■ TASK DIRECTIONS:
With images removed, return the whole listing exactly as written.

■ SUPPLIED DATA:
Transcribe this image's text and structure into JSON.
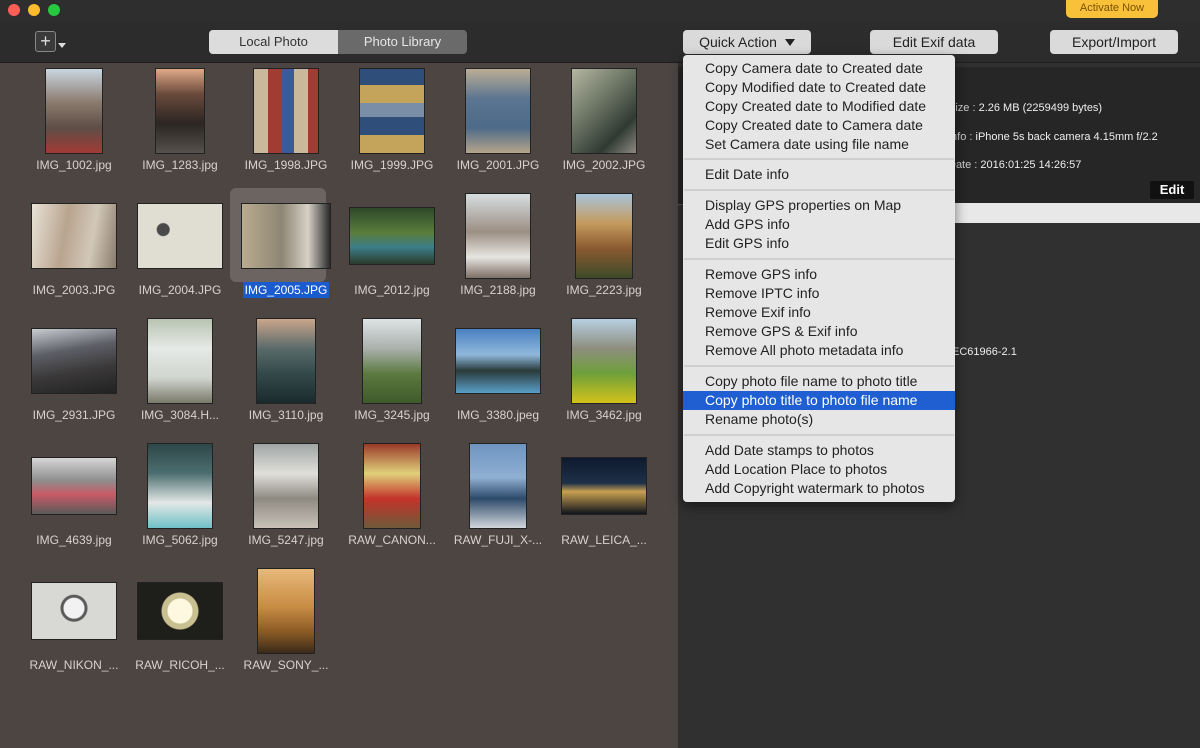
{
  "activate_label": "Activate Now",
  "toolbar": {
    "add_label": "+",
    "tabs": [
      "Local Photo",
      "Photo Library"
    ],
    "quick_action_label": "Quick Action",
    "edit_exif_label": "Edit Exif data",
    "export_label": "Export/Import"
  },
  "photos": [
    "IMG_1002.jpg",
    "IMG_1283.jpg",
    "IMG_1998.JPG",
    "IMG_1999.JPG",
    "IMG_2001.JPG",
    "IMG_2002.JPG",
    "IMG_2003.JPG",
    "IMG_2004.JPG",
    "IMG_2005.JPG",
    "IMG_2012.jpg",
    "IMG_2188.jpg",
    "IMG_2223.jpg",
    "IMG_2931.JPG",
    "IMG_3084.H...",
    "IMG_3110.jpg",
    "IMG_3245.jpg",
    "IMG_3380.jpeg",
    "IMG_3462.jpg",
    "IMG_4639.jpg",
    "IMG_5062.jpg",
    "IMG_5247.jpg",
    "RAW_CANON...",
    "RAW_FUJI_X-...",
    "RAW_LEICA_...",
    "RAW_NIKON_...",
    "RAW_RICOH_...",
    "RAW_SONY_..."
  ],
  "selected_photo": "IMG_2005.JPG",
  "info": {
    "size_key": "Size :",
    "size_value": "2.26 MB (2259499 bytes)",
    "info_key": "Info :",
    "info_value": "iPhone 5s back camera 4.15mm f/2.2",
    "date_key": "Date :",
    "date_value": "2016:01:25 14:26:57",
    "edit_label": "Edit",
    "color_profile": "EC61966-2.1"
  },
  "menu": {
    "groups": [
      [
        "Copy Camera date to Created date",
        "Copy Modified date to Created date",
        "Copy Created date to Modified date",
        "Copy Created date to Camera date",
        "Set Camera date using file name"
      ],
      [
        "Edit Date info"
      ],
      [
        "Display GPS properties on Map",
        "Add GPS info",
        "Edit GPS  info"
      ],
      [
        "Remove GPS info",
        "Remove IPTC info",
        "Remove Exif info",
        "Remove GPS & Exif info",
        "Remove All photo metadata info"
      ],
      [
        "Copy photo file name to photo title",
        "Copy photo title to photo file name",
        "Rename photo(s)"
      ],
      [
        "Add Date stamps to photos",
        "Add Location Place to photos",
        "Add Copyright watermark to photos"
      ]
    ],
    "highlighted": "Copy photo title to photo file name"
  }
}
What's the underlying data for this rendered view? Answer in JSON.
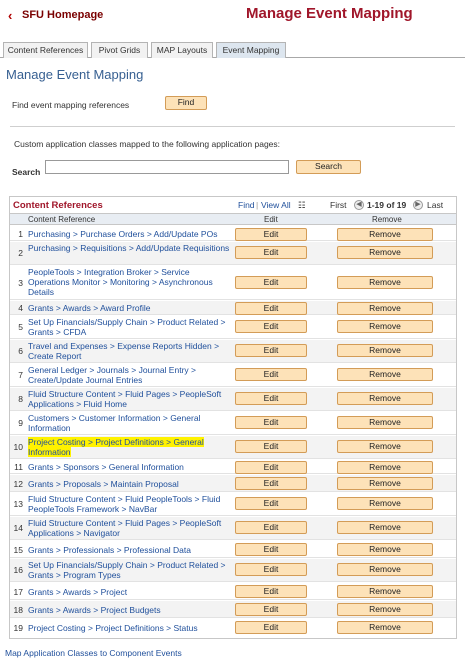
{
  "header": {
    "home_label": "SFU Homepage",
    "title": "Manage Event Mapping"
  },
  "tabs": [
    {
      "label": "Content References",
      "active": false
    },
    {
      "label": "Pivot Grids",
      "active": false
    },
    {
      "label": "MAP Layouts",
      "active": false
    },
    {
      "label": "Event Mapping",
      "active": true
    }
  ],
  "page_title": "Manage Event Mapping",
  "find": {
    "label": "Find event mapping references",
    "button": "Find"
  },
  "info_text": "Custom application classes mapped to the following application pages:",
  "search": {
    "label": "Search",
    "value": "",
    "button": "Search"
  },
  "grid": {
    "title": "Content References",
    "find": "Find",
    "view_all": "View All",
    "first": "First",
    "range": "1-19 of 19",
    "last": "Last",
    "columns": {
      "content_reference": "Content Reference",
      "edit": "Edit",
      "remove": "Remove"
    },
    "edit_label": "Edit",
    "remove_label": "Remove",
    "rows": [
      {
        "num": "1",
        "ref": "Purchasing > Purchase Orders > Add/Update POs"
      },
      {
        "num": "2",
        "ref": "Purchasing > Requisitions > Add/Update Requisitions"
      },
      {
        "num": "3",
        "ref": "PeopleTools > Integration Broker > Service Operations Monitor > Monitoring > Asynchronous Details"
      },
      {
        "num": "4",
        "ref": "Grants > Awards > Award Profile"
      },
      {
        "num": "5",
        "ref": "Set Up Financials/Supply Chain > Product Related > Grants > CFDA"
      },
      {
        "num": "6",
        "ref": "Travel and Expenses > Expense Reports Hidden > Create Report"
      },
      {
        "num": "7",
        "ref": "General Ledger > Journals > Journal Entry > Create/Update Journal Entries"
      },
      {
        "num": "8",
        "ref": "Fluid Structure Content > Fluid Pages > PeopleSoft Applications > Fluid Home"
      },
      {
        "num": "9",
        "ref": "Customers > Customer Information > General Information"
      },
      {
        "num": "10",
        "ref": "Project Costing > Project Definitions > General Information"
      },
      {
        "num": "11",
        "ref": "Grants > Sponsors > General Information"
      },
      {
        "num": "12",
        "ref": "Grants > Proposals > Maintain Proposal"
      },
      {
        "num": "13",
        "ref": "Fluid Structure Content > Fluid PeopleTools > Fluid PeopleTools Framework > NavBar"
      },
      {
        "num": "14",
        "ref": "Fluid Structure Content > Fluid Pages > PeopleSoft Applications > Navigator"
      },
      {
        "num": "15",
        "ref": "Grants > Professionals > Professional Data"
      },
      {
        "num": "16",
        "ref": "Set Up Financials/Supply Chain > Product Related > Grants > Program Types"
      },
      {
        "num": "17",
        "ref": "Grants > Awards > Project"
      },
      {
        "num": "18",
        "ref": "Grants > Awards > Project Budgets"
      },
      {
        "num": "19",
        "ref": "Project Costing > Project Definitions > Status"
      }
    ]
  },
  "footer_link": "Map Application Classes to Component Events",
  "colors": {
    "title_red": "#a0162a",
    "link_blue": "#1f4f9b",
    "button_fill": "#fde2b8",
    "highlight": "#fff200"
  }
}
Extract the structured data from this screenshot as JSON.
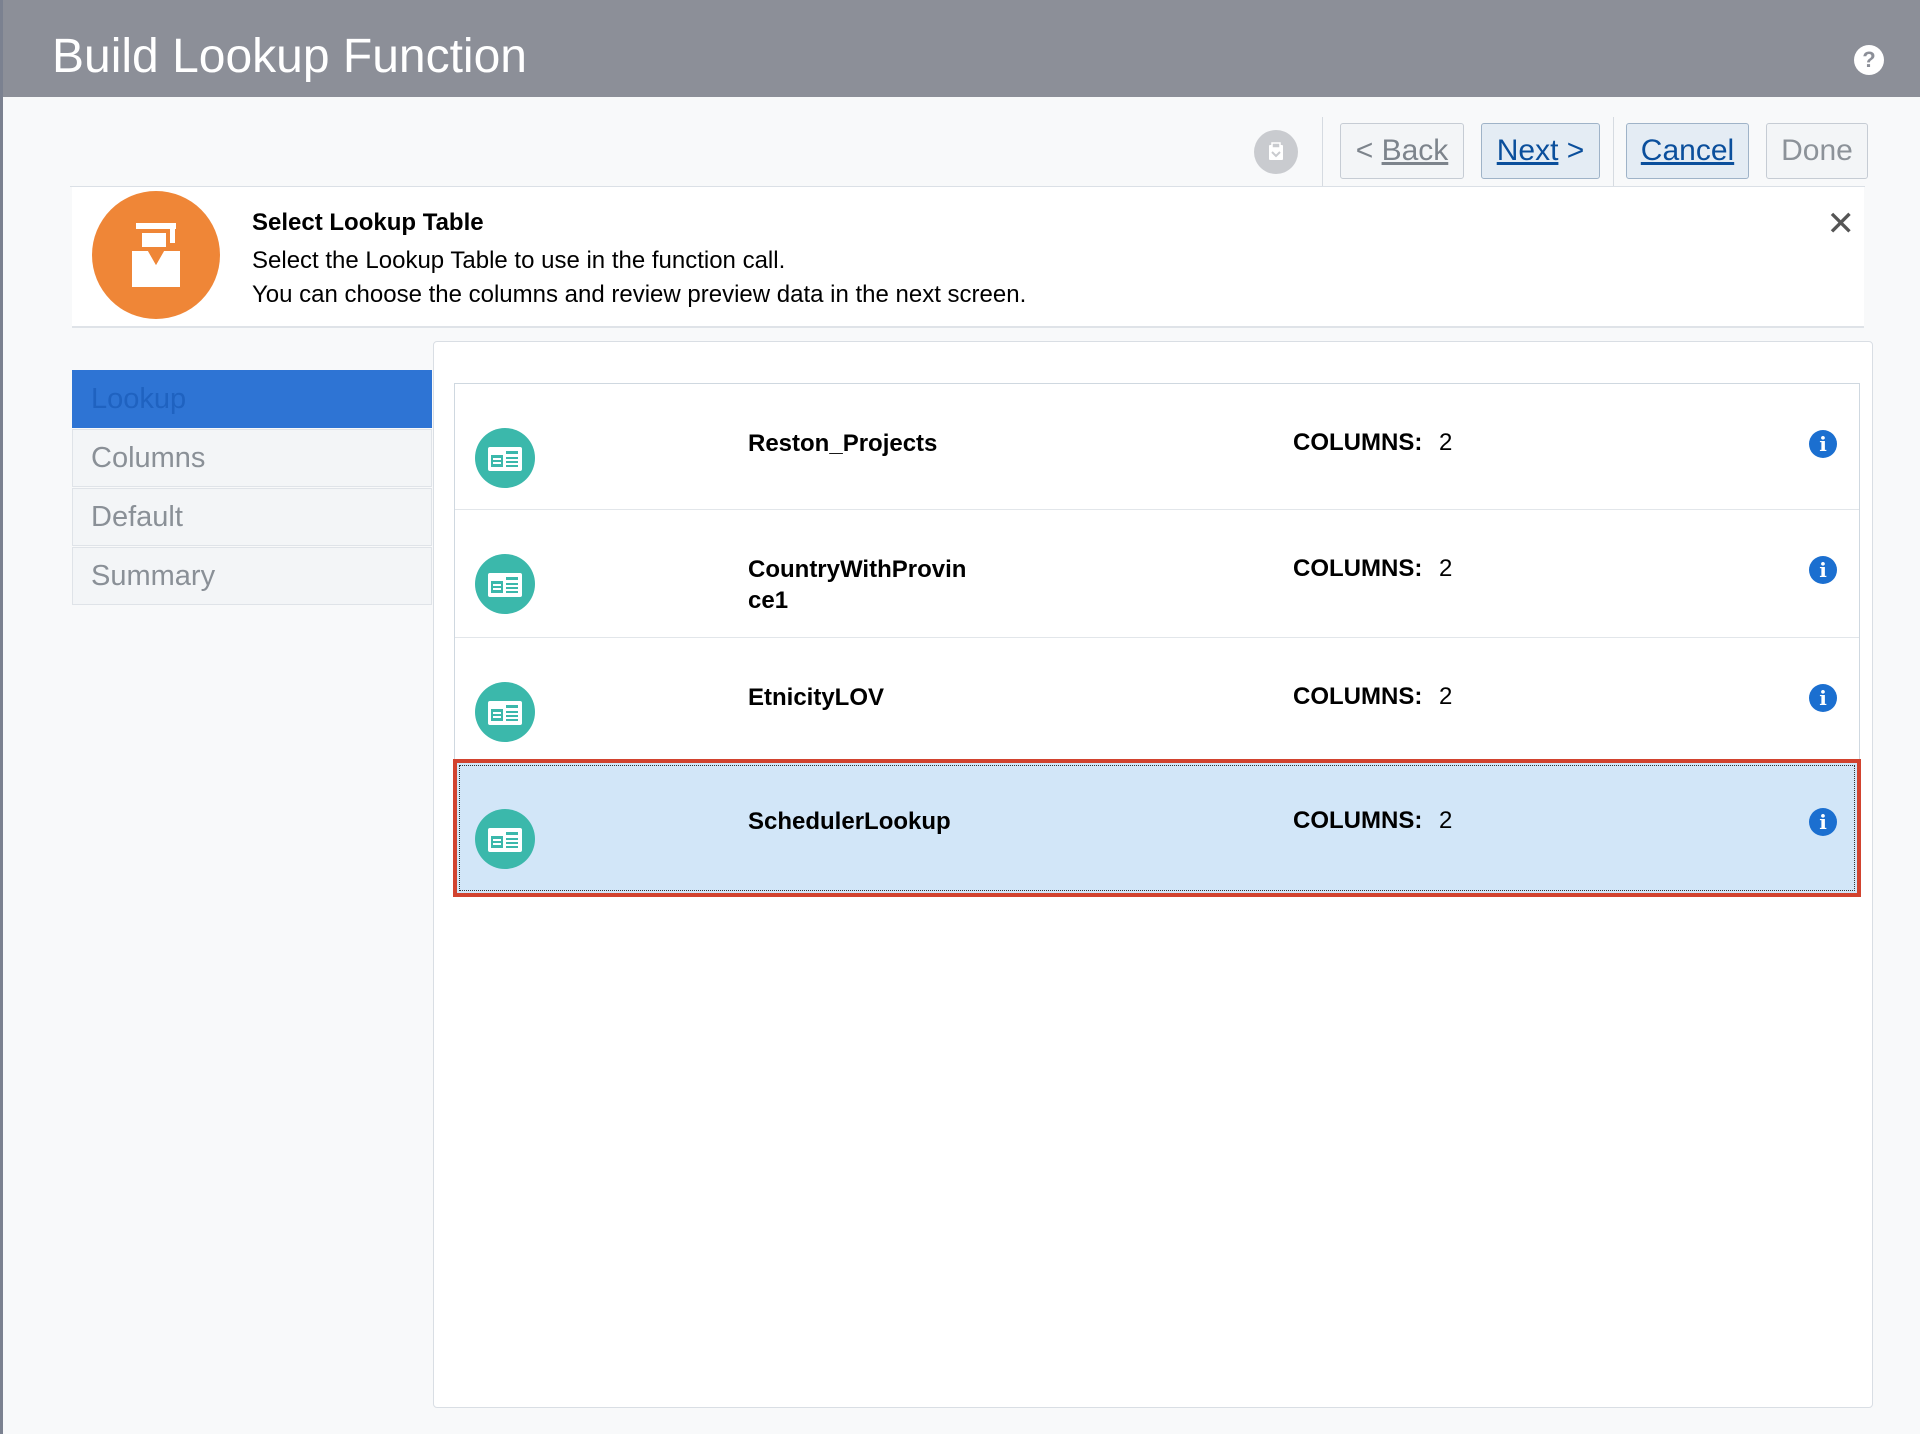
{
  "dialog": {
    "title": "Build Lookup Function",
    "help_icon": "?"
  },
  "toolbar": {
    "back_label_prefix": "< ",
    "back_label": "Back",
    "next_label": "Next",
    "next_label_suffix": " >",
    "cancel_label": "Cancel",
    "done_label": "Done"
  },
  "info": {
    "heading": "Select Lookup Table",
    "line1": "Select the Lookup Table to use in the function call.",
    "line2": "You can choose the columns and review preview data in the next screen.",
    "close_icon": "✕"
  },
  "sidebar": {
    "items": [
      {
        "label": "Lookup",
        "active": true
      },
      {
        "label": "Columns",
        "active": false
      },
      {
        "label": "Default",
        "active": false
      },
      {
        "label": "Summary",
        "active": false
      }
    ]
  },
  "tables": [
    {
      "name": "Reston_Projects",
      "columns_label": "COLUMNS:",
      "columns": "2",
      "selected": false
    },
    {
      "name": "CountryWithProvince1",
      "columns_label": "COLUMNS:",
      "columns": "2",
      "selected": false
    },
    {
      "name": "EtnicityLOV",
      "columns_label": "COLUMNS:",
      "columns": "2",
      "selected": false
    },
    {
      "name": "SchedulerLookup",
      "columns_label": "COLUMNS:",
      "columns": "2",
      "selected": true
    }
  ],
  "colors": {
    "titlebar": "#8c8f98",
    "accent_blue": "#2e74d4",
    "badge_orange": "#ef8637",
    "table_icon_teal": "#3bb8ab",
    "selection_bg": "#d2e6f8",
    "selection_outline": "#d2432f"
  }
}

■ OUTPUT OF THE EXERCISE:
Transcribe this image's text and structure into JSON.
{
  "activate_label": "Activate Now",
  "toolbar": {
    "add_label": "+",
    "tabs": [
      "Local Photo",
      "Photo Library"
    ],
    "quick_action_label": "Quick Action",
    "edit_exif_label": "Edit Exif data",
    "export_label": "Export/Import"
  },
  "photos": [
    "IMG_1002.jpg",
    "IMG_1283.jpg",
    "IMG_1998.JPG",
    "IMG_1999.JPG",
    "IMG_2001.JPG",
    "IMG_2002.JPG",
    "IMG_2003.JPG",
    "IMG_2004.JPG",
    "IMG_2005.JPG",
    "IMG_2012.jpg",
    "IMG_2188.jpg",
    "IMG_2223.jpg",
    "IMG_2931.JPG",
    "IMG_3084.H...",
    "IMG_3110.jpg",
    "IMG_3245.jpg",
    "IMG_3380.jpeg",
    "IMG_3462.jpg",
    "IMG_4639.jpg",
    "IMG_5062.jpg",
    "IMG_5247.jpg",
    "RAW_CANON...",
    "RAW_FUJI_X-...",
    "RAW_LEICA_...",
    "RAW_NIKON_...",
    "RAW_RICOH_...",
    "RAW_SONY_..."
  ],
  "selected_photo": "IMG_2005.JPG",
  "info": {
    "size_key": "Size :",
    "size_value": "2.26 MB (2259499 bytes)",
    "info_key": "Info :",
    "info_value": "iPhone 5s back camera 4.15mm f/2.2",
    "date_key": "Date :",
    "date_value": "2016:01:25 14:26:57",
    "edit_label": "Edit",
    "color_profile": "EC61966-2.1"
  },
  "menu": {
    "groups": [
      [
        "Copy Camera date to Created date",
        "Copy Modified date to Created date",
        "Copy Created date to Modified date",
        "Copy Created date to Camera date",
        "Set Camera date using file name"
      ],
      [
        "Edit Date info"
      ],
      [
        "Display GPS properties on Map",
        "Add GPS info",
        "Edit GPS  info"
      ],
      [
        "Remove GPS info",
        "Remove IPTC info",
        "Remove Exif info",
        "Remove GPS & Exif info",
        "Remove All photo metadata info"
      ],
      [
        "Copy photo file name to photo title",
        "Copy photo title to photo file name",
        "Rename photo(s)"
      ],
      [
        "Add Date stamps to photos",
        "Add Location Place to photos",
        "Add Copyright watermark to photos"
      ]
    ],
    "highlighted": "Copy photo title to photo file name"
  }
}
What's the underlying data for this rendered view? Answer in JSON.
{
  "header": {
    "home_label": "SFU Homepage",
    "title": "Manage Event Mapping"
  },
  "tabs": [
    {
      "label": "Content References",
      "active": false
    },
    {
      "label": "Pivot Grids",
      "active": false
    },
    {
      "label": "MAP Layouts",
      "active": false
    },
    {
      "label": "Event Mapping",
      "active": true
    }
  ],
  "page_title": "Manage Event Mapping",
  "find": {
    "label": "Find event mapping references",
    "button": "Find"
  },
  "info_text": "Custom application classes mapped to the following application pages:",
  "search": {
    "label": "Search",
    "value": "",
    "button": "Search"
  },
  "grid": {
    "title": "Content References",
    "find": "Find",
    "view_all": "View All",
    "first": "First",
    "range": "1-19 of 19",
    "last": "Last",
    "columns": {
      "content_reference": "Content Reference",
      "edit": "Edit",
      "remove": "Remove"
    },
    "edit_label": "Edit",
    "remove_label": "Remove",
    "rows": [
      {
        "num": "1",
        "ref": "Purchasing > Purchase Orders > Add/Update POs"
      },
      {
        "num": "2",
        "ref": "Purchasing > Requisitions > Add/Update Requisitions"
      },
      {
        "num": "3",
        "ref": "PeopleTools > Integration Broker > Service Operations Monitor > Monitoring > Asynchronous Details"
      },
      {
        "num": "4",
        "ref": "Grants > Awards > Award Profile"
      },
      {
        "num": "5",
        "ref": "Set Up Financials/Supply Chain > Product Related > Grants > CFDA"
      },
      {
        "num": "6",
        "ref": "Travel and Expenses > Expense Reports Hidden > Create Report"
      },
      {
        "num": "7",
        "ref": "General Ledger > Journals > Journal Entry > Create/Update Journal Entries"
      },
      {
        "num": "8",
        "ref": "Fluid Structure Content > Fluid Pages > PeopleSoft Applications > Fluid Home"
      },
      {
        "num": "9",
        "ref": "Customers > Customer Information > General Information"
      },
      {
        "num": "10",
        "ref": "Project Costing > Project Definitions > General Information"
      },
      {
        "num": "11",
        "ref": "Grants > Sponsors > General Information"
      },
      {
        "num": "12",
        "ref": "Grants > Proposals > Maintain Proposal"
      },
      {
        "num": "13",
        "ref": "Fluid Structure Content > Fluid PeopleTools > Fluid PeopleTools Framework > NavBar"
      },
      {
        "num": "14",
        "ref": "Fluid Structure Content > Fluid Pages > PeopleSoft Applications > Navigator"
      },
      {
        "num": "15",
        "ref": "Grants > Professionals > Professional Data"
      },
      {
        "num": "16",
        "ref": "Set Up Financials/Supply Chain > Product Related > Grants > Program Types"
      },
      {
        "num": "17",
        "ref": "Grants > Awards > Project"
      },
      {
        "num": "18",
        "ref": "Grants > Awards > Project Budgets"
      },
      {
        "num": "19",
        "ref": "Project Costing > Project Definitions > Status"
      }
    ]
  },
  "footer_link": "Map Application Classes to Component Events",
  "colors": {
    "title_red": "#a0162a",
    "link_blue": "#1f4f9b",
    "button_fill": "#fde2b8",
    "highlight": "#fff200"
  }
}
Extract the structured data from this screenshot as JSON.
{
  "dialog": {
    "title": "Build Lookup Function",
    "help_icon": "?"
  },
  "toolbar": {
    "back_label_prefix": "< ",
    "back_label": "Back",
    "next_label": "Next",
    "next_label_suffix": " >",
    "cancel_label": "Cancel",
    "done_label": "Done"
  },
  "info": {
    "heading": "Select Lookup Table",
    "line1": "Select the Lookup Table to use in the function call.",
    "line2": "You can choose the columns and review preview data in the next screen.",
    "close_icon": "✕"
  },
  "sidebar": {
    "items": [
      {
        "label": "Lookup",
        "active": true
      },
      {
        "label": "Columns",
        "active": false
      },
      {
        "label": "Default",
        "active": false
      },
      {
        "label": "Summary",
        "active": false
      }
    ]
  },
  "tables": [
    {
      "name": "Reston_Projects",
      "columns_label": "COLUMNS:",
      "columns": "2",
      "selected": false
    },
    {
      "name": "CountryWithProvince1",
      "columns_label": "COLUMNS:",
      "columns": "2",
      "selected": false
    },
    {
      "name": "EtnicityLOV",
      "columns_label": "COLUMNS:",
      "columns": "2",
      "selected": false
    },
    {
      "name": "SchedulerLookup",
      "columns_label": "COLUMNS:",
      "columns": "2",
      "selected": true
    }
  ],
  "colors": {
    "titlebar": "#8c8f98",
    "accent_blue": "#2e74d4",
    "badge_orange": "#ef8637",
    "table_icon_teal": "#3bb8ab",
    "selection_bg": "#d2e6f8",
    "selection_outline": "#d2432f"
  }
}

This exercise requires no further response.